  • No, there are currently no plans to share your data, in any form—whether aggregated or attributable to your organization, with the public.

Our grantees and partners are at the core of our mission and work. We are most effective when we are working together with partners to achieve the shared impact we all desire.

Bill and Melinda Gates Foundation
"Global Access" means: (a) the knowledge and information gained from the Project will be promptly and broadly disseminated; and (b) the Funded Developments will be made available and accessible at an affordable price (i) to people most in need within developing countries, or (ii) in support of the U.S. educational system and public libraries, as applicable to the Project.
"Funded Development" means the products, services, processes, technologies, materials, software, data, other innovations, and Intellectual Property resulting from the Project (including modifications, improvements, and further developments to Background Technology).
"Funded IP" means Intellectual Property covering any and all products, services, processes, technologies, materials, software, data or other innovations resulting from the project (including modifications, improvements and further developments to Background Technology).
“Funded IP” means IP covering any Funded Development.
"Background Technology" means any and all products, services, processes, technologies, materials, software, data, other innovations, and Intellectual Property created by you or a third party prior to or outside of the Project used as part of the Project.
"Background IP" means Intellectual Property covering any and all products, services, processes, technologies, materials, software, data or other innovations that are created by you or a third party prior to or outside of the Project used as part of the Project.
“Background IP” means IP covering any Background Technology.
"Background Third Party IP" means Background IP owned by a third party.
"IP Rights" (or "IP" or "Intellectual Property") means Intellectual Property and all associated rights, applications and registrations, including patents, copyrights, trademarks, trade secrets and rights in data.
An "IP Contact" is the person to whom you delegate authority to represent your organization in IP-related issues (e.g., your legal counsel or an individual in the Office of Technology Transfer). Your IP Contact will have access to your project to and review and edit responses on your behalf.
An "IP Report" serves to identify how the proposed work under the project will fulfill the foundation's Global Access objective. Information requested includes the identification of IP Rights used, incorporated, further developed or created in the course of your project and any related agreements, in addition to plans for further development involving those IP Rights. This information is collected for foundation use only and on a non-confidential basis.
As used in the Global Access portal, a "Technology" is an innovation or subject matter for which IP protection can exist. It is a means of grouping IP pertaining to a single matter. A Technology is comprised of basic identifying information: a title/description and the inventor(s)/authors depending on the subject matter.

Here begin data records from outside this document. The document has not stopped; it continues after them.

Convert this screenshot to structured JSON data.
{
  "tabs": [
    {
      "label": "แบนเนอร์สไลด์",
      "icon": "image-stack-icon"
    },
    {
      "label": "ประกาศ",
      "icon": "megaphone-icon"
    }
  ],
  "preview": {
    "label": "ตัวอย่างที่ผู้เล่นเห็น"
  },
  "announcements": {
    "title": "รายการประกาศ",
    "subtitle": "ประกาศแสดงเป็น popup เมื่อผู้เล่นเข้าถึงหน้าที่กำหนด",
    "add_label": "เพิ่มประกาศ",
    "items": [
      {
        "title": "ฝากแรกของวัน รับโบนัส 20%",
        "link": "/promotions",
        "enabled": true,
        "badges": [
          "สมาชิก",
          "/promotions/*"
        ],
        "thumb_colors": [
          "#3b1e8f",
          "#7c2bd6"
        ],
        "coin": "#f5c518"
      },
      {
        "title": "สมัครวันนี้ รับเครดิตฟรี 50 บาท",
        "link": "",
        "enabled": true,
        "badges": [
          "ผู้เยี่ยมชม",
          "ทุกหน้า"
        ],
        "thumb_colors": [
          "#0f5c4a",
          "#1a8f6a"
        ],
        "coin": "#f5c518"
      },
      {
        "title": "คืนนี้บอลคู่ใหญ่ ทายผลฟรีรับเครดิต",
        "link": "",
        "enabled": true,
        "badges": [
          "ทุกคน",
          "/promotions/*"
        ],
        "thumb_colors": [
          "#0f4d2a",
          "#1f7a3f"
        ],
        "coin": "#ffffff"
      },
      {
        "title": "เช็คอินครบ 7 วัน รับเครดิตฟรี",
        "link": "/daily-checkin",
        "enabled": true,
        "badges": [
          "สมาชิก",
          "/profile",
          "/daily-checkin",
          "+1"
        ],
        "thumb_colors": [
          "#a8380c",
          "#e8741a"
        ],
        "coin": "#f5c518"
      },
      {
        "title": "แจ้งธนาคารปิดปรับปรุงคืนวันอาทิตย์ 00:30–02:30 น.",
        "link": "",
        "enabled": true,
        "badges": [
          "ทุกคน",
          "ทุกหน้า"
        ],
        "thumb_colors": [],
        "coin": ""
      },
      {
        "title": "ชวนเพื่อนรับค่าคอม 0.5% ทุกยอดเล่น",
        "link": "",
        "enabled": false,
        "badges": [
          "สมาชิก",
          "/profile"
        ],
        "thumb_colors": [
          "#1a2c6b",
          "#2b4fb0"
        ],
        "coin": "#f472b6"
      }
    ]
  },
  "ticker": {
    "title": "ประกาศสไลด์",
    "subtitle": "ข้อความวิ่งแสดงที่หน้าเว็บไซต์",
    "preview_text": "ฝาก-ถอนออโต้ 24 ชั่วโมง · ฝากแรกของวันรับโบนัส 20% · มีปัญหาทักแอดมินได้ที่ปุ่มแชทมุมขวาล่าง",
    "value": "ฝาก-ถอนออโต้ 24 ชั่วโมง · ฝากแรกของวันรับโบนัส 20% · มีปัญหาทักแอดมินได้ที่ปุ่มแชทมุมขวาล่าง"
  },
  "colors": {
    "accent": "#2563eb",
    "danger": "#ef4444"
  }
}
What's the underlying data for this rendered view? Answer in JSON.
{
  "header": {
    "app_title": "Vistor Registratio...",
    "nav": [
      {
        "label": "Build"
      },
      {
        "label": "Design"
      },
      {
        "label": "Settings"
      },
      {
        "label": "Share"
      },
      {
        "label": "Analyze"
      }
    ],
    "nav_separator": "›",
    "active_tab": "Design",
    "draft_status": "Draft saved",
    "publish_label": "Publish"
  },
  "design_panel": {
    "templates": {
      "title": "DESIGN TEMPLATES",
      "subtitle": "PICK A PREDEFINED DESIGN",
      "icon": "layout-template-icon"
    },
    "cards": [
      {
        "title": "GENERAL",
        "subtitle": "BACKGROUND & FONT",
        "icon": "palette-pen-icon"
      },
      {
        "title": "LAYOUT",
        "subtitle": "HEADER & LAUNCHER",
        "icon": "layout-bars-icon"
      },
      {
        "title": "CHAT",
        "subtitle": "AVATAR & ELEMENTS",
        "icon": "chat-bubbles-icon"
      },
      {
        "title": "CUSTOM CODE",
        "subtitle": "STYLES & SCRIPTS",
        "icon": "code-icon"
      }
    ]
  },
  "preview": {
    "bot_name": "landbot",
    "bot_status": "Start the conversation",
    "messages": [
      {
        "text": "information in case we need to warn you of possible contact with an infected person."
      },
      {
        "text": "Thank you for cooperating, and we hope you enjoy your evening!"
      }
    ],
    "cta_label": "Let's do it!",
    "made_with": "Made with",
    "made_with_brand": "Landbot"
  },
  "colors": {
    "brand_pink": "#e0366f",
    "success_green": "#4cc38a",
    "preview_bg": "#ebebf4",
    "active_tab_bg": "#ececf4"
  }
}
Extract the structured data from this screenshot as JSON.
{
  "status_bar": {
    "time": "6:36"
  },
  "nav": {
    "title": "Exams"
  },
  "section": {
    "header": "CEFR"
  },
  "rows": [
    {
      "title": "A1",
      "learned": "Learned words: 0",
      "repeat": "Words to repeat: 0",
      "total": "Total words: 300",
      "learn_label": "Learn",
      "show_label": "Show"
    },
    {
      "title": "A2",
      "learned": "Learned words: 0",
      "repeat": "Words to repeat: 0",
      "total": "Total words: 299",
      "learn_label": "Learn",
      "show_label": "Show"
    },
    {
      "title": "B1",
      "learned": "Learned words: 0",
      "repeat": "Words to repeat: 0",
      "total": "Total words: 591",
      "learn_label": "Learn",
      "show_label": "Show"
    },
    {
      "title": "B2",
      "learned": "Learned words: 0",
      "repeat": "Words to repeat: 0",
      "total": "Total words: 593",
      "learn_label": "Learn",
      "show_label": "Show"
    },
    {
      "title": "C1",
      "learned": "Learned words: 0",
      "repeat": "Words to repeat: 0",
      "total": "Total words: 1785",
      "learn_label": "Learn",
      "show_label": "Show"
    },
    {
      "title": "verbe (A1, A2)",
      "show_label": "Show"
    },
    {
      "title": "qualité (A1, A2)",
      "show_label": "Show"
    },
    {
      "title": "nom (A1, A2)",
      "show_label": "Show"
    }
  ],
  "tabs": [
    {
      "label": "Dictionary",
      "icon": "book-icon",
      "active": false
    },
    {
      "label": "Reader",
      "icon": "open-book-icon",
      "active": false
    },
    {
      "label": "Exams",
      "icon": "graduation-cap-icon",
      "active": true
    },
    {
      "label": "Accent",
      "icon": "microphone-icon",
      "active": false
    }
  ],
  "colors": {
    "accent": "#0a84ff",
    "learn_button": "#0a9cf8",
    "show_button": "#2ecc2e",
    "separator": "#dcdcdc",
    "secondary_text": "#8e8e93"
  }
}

We welcome any questions and all feedback you have about Global Access. You can reach us directly at [email protected]on.org.